ASSIGNED TASK — Every line below that contains the word "beach" must be copied.

------ DATA SUPPLIED ------

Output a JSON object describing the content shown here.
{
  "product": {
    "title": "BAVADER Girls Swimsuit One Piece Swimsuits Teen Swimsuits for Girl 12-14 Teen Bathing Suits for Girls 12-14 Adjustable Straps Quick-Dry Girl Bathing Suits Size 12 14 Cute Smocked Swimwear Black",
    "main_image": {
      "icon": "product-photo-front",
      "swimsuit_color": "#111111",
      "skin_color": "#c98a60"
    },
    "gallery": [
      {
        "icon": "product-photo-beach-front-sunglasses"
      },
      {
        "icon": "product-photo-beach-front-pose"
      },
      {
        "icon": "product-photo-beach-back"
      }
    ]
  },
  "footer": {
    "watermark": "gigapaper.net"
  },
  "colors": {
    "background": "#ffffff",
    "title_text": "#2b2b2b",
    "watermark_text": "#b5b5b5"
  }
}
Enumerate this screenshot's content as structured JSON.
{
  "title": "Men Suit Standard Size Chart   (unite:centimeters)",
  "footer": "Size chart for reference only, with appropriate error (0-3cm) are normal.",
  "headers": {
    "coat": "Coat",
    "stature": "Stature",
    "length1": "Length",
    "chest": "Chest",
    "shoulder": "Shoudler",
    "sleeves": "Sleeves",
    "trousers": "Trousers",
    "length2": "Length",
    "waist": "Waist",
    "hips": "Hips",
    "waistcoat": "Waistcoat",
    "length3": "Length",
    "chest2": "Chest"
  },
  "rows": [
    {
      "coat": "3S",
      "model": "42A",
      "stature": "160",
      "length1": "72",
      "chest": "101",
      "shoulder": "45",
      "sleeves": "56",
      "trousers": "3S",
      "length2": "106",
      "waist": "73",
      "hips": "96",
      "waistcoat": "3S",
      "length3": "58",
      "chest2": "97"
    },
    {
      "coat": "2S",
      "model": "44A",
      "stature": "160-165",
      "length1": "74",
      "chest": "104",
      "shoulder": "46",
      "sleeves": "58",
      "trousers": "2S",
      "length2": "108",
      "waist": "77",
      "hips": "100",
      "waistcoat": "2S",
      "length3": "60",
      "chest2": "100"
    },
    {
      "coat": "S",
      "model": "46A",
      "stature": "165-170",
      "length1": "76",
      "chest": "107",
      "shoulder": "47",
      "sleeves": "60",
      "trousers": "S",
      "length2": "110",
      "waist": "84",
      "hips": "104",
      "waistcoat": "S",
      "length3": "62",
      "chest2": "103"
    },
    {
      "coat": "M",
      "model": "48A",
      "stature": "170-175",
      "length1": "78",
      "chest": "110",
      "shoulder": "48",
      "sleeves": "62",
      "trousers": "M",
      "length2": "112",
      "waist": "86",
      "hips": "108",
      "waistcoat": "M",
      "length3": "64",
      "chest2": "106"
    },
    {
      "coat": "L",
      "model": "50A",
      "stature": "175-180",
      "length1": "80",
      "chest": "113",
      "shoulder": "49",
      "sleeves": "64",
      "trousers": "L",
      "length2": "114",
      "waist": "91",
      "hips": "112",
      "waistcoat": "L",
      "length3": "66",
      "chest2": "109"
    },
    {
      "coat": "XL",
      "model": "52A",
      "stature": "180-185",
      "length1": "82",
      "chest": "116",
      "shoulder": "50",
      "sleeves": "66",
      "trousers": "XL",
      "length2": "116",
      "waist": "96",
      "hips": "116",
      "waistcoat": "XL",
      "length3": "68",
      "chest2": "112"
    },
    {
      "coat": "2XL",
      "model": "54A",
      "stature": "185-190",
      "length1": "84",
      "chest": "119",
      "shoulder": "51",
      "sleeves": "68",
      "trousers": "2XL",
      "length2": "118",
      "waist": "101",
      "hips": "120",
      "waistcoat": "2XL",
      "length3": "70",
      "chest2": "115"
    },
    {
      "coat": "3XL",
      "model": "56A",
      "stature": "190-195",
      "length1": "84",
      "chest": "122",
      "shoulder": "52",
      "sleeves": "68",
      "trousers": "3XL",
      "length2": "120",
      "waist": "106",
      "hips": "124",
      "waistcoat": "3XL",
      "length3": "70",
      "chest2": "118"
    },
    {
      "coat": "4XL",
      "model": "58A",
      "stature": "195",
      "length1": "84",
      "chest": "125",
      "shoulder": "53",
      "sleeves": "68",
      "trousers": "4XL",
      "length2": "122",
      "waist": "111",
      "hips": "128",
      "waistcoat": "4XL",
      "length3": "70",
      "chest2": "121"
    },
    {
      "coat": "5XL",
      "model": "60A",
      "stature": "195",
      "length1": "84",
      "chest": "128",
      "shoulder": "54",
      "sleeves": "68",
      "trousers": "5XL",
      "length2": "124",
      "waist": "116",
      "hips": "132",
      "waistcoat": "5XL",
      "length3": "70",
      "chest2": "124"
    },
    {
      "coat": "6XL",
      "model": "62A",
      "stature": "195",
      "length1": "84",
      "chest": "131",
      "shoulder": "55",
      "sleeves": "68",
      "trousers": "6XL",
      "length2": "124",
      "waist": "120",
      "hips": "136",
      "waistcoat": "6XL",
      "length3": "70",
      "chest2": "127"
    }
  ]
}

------

TASK ANSWER —
        "icon": "product-photo-beach-front-sunglasses"
        "icon": "product-photo-beach-front-pose"
        "icon": "product-photo-beach-back"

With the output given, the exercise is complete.